You’ll see the town at its lively best if you come on a Thursday or Saturday morning, when the interlocking Piazza della Cisterna and Piazza del Duomo fill with market stalls. Piazza della Cisterna is named for the well at its center, a fairly ingenious device that for centuries was a repository for rainwater channeled from rooftops—a reliable and safe source of water that could not be tampered with or contaminated by natural events occurring outside the city walls. For a refreshing break from the crowds, head up from the Duomo to the well-marked Rocca e Parco di Montestaffoli. Filling the shell of the town’s 14th-century fortress, this park provides greenery, quiet, and views over the town and countryside, all the better from the little tower in the far corner.
Anchoring the town at the top of Via San Giovanni are its two interlocking triangular piazze: Piazza della Cisterna, centered on a 1237 well, and Piazza del Duomo, flanked by the city’s main church and civic palace. It is easy to find them: From any direction, just keep walking uphill.
Towers and medieval ambience aside, you’ll also discover that San Gimignano is full of frescoes and other art—in churches, public buildings, and even outdoors. In Piazza Pecori, reached through the archway to the left of the Collegiata’s facade, is a fresco of the “Annunciation,” possibly painted in 1482 by the Florentine Domenico Ghirlandaio. The door to the right of the tourist office leads into a courtyard of the Palazzo del Commune, where Taddeo di Bartolo’s 14th-century “Madonna and Child” is flanked by two works on the theme of justice by Sodoma. The simple 13th-century church of San Lorenzo in Ponte (Via Santo Stefano 8) features several frescoes depicting the life of St. Benedict (look for the scene where he almost gives into temptation and accepts a loaf of poisoned bread); entry to this church is included in the cumulative ticket that also includes Museo Civico & Torre Grossa. Galleria Continua (Via Del Castello 11, galleriacontinua.com, tel. 0577/943134, open daily 10am to 1pm and 2 to 7pm) introduces contemporary art to the town’s medieval ambiance, showcasing well-known and emerging artists in a former cinema, a tower, a cellar, and an old apartment.

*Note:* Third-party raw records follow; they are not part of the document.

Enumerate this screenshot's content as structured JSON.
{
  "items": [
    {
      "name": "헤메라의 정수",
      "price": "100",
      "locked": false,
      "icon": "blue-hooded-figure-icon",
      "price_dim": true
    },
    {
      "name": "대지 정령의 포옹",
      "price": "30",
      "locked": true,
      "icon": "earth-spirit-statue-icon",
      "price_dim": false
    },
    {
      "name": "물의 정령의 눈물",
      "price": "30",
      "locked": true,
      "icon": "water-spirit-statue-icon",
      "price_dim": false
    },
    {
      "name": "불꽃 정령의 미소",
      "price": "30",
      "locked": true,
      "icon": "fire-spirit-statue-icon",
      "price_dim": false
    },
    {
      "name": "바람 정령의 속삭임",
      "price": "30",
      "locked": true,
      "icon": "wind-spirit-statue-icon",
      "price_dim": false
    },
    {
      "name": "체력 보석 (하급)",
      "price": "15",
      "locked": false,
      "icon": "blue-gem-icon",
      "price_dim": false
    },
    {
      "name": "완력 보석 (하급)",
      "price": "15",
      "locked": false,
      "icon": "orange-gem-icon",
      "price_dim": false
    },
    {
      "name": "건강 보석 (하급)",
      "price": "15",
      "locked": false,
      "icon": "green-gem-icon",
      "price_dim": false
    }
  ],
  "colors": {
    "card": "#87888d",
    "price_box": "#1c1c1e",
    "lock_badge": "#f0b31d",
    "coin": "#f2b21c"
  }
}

Note: This information was accurate when it was published, but can change without notice. Please be sure to confirm all rates and details directly with the companies in question before planning your trip.